Its once-drab entryway in St. Paul Park sports bright new coats of red and yellow paint. New signs provide clear directions to customers.

The Woodbury teen responsible for the new look organized the makeover as part of his Eagle Scout service project.

But before he could lift a brush, Mark Leinberger, 17, had to write a proposal and present it to the board of directors at Basic Needs Inc., the nonprofit that runs Stone Soup. He also was required to get approval from the building owner and recruit volunteers. He used paint bought with donated gift cards from Home Depot and lumber donated by Lampert Lumber in Lake Elmo.

"In the entryway the main goal (was) to make it more welcoming and more inviting to the workers, volunteers and any customers that the nonprofit benefits," Leinberger said.

Since it opened in 1997, Stone Soup has given away tons of gently used furniture, clothing and household items to the homeless and financially distressed. They also sell items at their St. Paul Park store, but they often struggle to make their $20,000 monthly overhead.

The store's new look is more than cosmetic, board president Vickie Snyder said. Stone Soup occupies a former school building that is blocks away from the main business district of St. Paul Park. They don't get a lot of traffic. Snyder hopes the improvements to the entrance will prompt customers to tell their friends and neighbors.

"I am excited about the work Mark has done," Snyder, who was out of town, said in an email. "He has been dedicated and concerned that the work he has done turns out well.

Hopefully, our customers and the public can see that with this collaboration, that we are trying to improve our facility and that we are not going anywhere."

Wet weather delayed the project for a week. Heavy rains damaged the ceiling at the Stone Soup entrance, and the walls were too damp to paint.

The project was completed the weekend of Oct. 1. The crew included members of Boy Scout Troop 72 in Woodbury, including Arman Tabrizi and Nathaniel Moyer. Work began about 10 a.m. Saturday and concluded 4 p.m. Sunday.

Leingberger's parents, William and Mary also pitched in, as did his sister Annie, 14. Older brother John, 19, came home from college, too.

Leinberger and his fellow scouts also built a new workstation to replace the makeshift sorting table at Stone Soup.
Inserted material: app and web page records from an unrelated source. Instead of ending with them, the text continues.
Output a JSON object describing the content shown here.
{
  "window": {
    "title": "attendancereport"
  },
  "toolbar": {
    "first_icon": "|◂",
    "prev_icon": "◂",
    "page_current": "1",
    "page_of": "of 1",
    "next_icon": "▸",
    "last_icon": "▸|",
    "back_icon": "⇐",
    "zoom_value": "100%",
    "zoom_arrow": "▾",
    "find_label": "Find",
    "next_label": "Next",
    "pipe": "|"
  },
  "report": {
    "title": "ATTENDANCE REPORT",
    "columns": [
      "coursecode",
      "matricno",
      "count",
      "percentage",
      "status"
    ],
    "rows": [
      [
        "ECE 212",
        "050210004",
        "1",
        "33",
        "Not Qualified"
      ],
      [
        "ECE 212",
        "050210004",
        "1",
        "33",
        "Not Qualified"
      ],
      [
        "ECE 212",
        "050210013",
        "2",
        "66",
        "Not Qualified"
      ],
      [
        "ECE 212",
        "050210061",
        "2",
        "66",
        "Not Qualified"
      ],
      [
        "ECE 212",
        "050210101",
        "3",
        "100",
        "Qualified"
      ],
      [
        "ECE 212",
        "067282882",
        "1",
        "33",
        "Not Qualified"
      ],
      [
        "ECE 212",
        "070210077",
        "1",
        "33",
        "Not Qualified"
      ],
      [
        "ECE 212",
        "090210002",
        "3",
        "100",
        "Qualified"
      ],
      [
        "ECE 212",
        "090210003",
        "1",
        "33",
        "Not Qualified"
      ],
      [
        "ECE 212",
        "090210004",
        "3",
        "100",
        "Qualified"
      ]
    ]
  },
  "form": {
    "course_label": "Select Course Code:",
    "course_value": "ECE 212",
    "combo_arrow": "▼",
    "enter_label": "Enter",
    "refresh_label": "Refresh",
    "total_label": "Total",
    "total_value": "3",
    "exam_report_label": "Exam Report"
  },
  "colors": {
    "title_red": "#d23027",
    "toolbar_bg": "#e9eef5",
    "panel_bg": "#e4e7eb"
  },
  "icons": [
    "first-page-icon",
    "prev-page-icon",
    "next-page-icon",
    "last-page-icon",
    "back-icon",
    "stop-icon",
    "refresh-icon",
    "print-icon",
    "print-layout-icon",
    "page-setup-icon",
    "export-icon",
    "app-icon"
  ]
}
They carried it in piece by piece and assembled it in the back room.

"The original one is just the desk stacked on milk crates, so it's not very safe," Leinberger said.